To navigate on changing terrain and pull away from hot surfaces, your feet need to feel touch. However, numbness or tingling in the foot may indicate that you are experiencing little to no sensation.
It could be temporary or a sign of diabetes. It can also become more severe over time. It is possible to feel numbness in your feet at first. As time passes, you may lose more sensation. You may be able to slow down or even reverse the progression of numbness in your feet by seeking medical advice.
What symptoms can you expect from numbness in the foot?
Numbness in the foot is caused by a loss of sensation. Because your feet are not in contact with the ground, this can affect your senses of balance and touch.
Sensation loss is the most common symptom of numbness. However, there are other, more unusual sensations. These sensations include:
- pins-and-needles sensation
- Foot or feet that feel weak
These symptoms may help your doctor determine the cause of your numbness.
What causes numbness of your foot?
The nerves running through your body are a complex network. They travel from your fingers and toes to your brain. You may feel numbness in the foot if there is damage to, an infection, blockage or compression of a nerve.

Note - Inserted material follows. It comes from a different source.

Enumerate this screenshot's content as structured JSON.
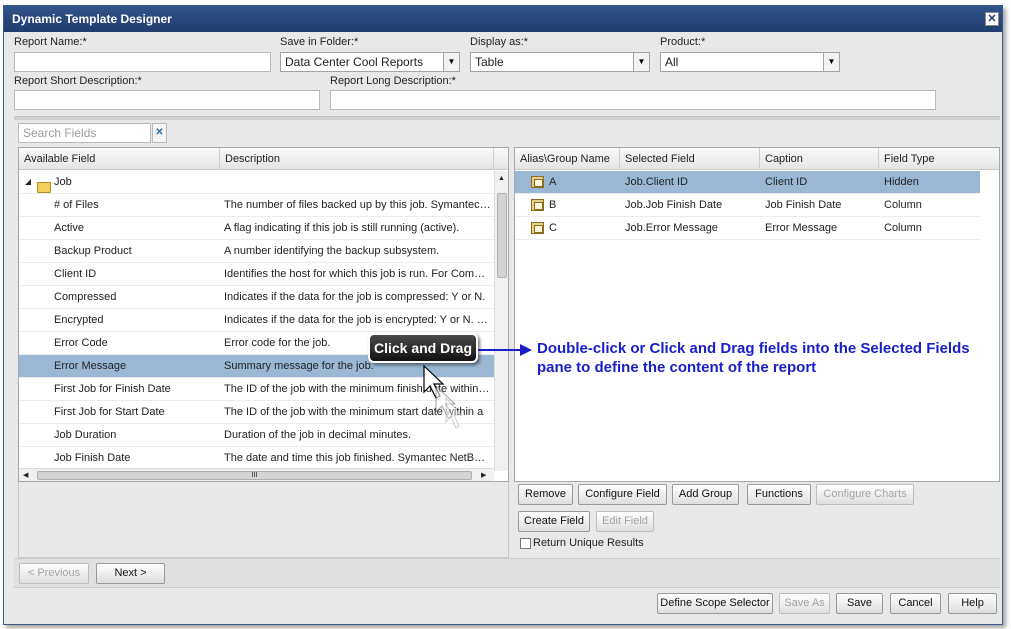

There are several medical conditions that can cause numbness to your feet, including:
After prolonged periods of sitting, you may feel numbness in the foot. This is often called “going into sleep” and it occurs when nerves leading to your feet are compressed during sitting. Your foot might feel numb when you stand until blood flow returns. Usually, a pins-and needles feeling will follow before blood flow and sensation return to the foot.
How do I get medical attention for numbness or tingling in my foot?
A sudden, severe numbness in the foot or other symptoms such as difficulty breathing can indicate a serious problem. If you feel the following symptoms in your foot, as well as numbness, seek immediate medical attention.
- Talking is difficult
- Loss of bladder, bowel control
- Numbness that starts in minutes or hours
- Multiple parts of the body feel numb
- After sustaining a head injury, numbness occurs.
- Severe headaches
- Trouble breathing
Although not always an emergency, the combination of these symptoms and foot numbness can be a sign that you have:
- transient ischemic attacks (also called TIA or “mini stroke”)
If your feet numbness is causing you to slip or trip, make an appointment with your doctor. If the numbness is getting worse, you should also visit your doctor.
For foot numbness due to diabetes, you should make an appointment with your doctor. Foot numbness can be caused by diabetes.
What is the best way to diagnose numbness in your feet?
The severity of your symptoms will determine the diagnosis of foot numbness. If you have stroke-like symptoms, a doctor might order a CT scan. A doctor can view your brain to identify any bleeding or blockages that may be causing your symptoms.
Your doctor may also ask you for your medical history and a description about your symptoms. Some questions may include:
- How long can the numbness go on?
- What other symptoms are you experiencing in addition to the numbness and tingling?
- What was the first time you felt numbness in your feet?
- Is numbness worse than apathy?
- What is the secret to numbness?
A physical exam usually follows after you have shared your medical history with your doctor. Most likely, your doctor will examine your feet to determine if sensation loss has affected one or both of your feet. Your doctor might order the following tests:
- Electromyography measures the muscle response to electrical stimulation.
- Magnetic resonance imaging (MRI). Study to see abnormalities in the spine or spinal cord.
- Nerve conduction studies are used to measure the conductivity of electric currents in nerves.
The suspected diagnosis may require additional tests.
How can you treat numbness in the foot?
Numbness in your feet is a common sign of imbalance. It can also increase your chance of falling. A balance program can be developed with the help of a physical therapist. This will reduce your chance of falling.
Moving and doing exercises that aren’t painful for your feet can help improve blood flow to the nerves. Talk to your doctor or physical therapist about creating an exercise program that suits you.
It is important to treat numbness in the feet. The lack of sensation in your feet can lead to foot injuries, trips, and falls. If you are unable to feel the foot, you may not know that there is a cut or injury. If you have reduced circulation, your wound might not heal as quickly.
The root cause of the numbness in your feet may be treated.
If you experience chronic numbness in the foot, your doctor may recommend that you see a podiatrist at minimum once a year. These are some things to remember:
- Regularly inspect your feet for any cuts or injuries.
- Place a mirror on the ground so that you can better see your soles
- To minimize the risk of foot injuries, wear shoes that are well-fitting and comfortable.
These precautions can help to minimize other problems that may be caused by foot numbness.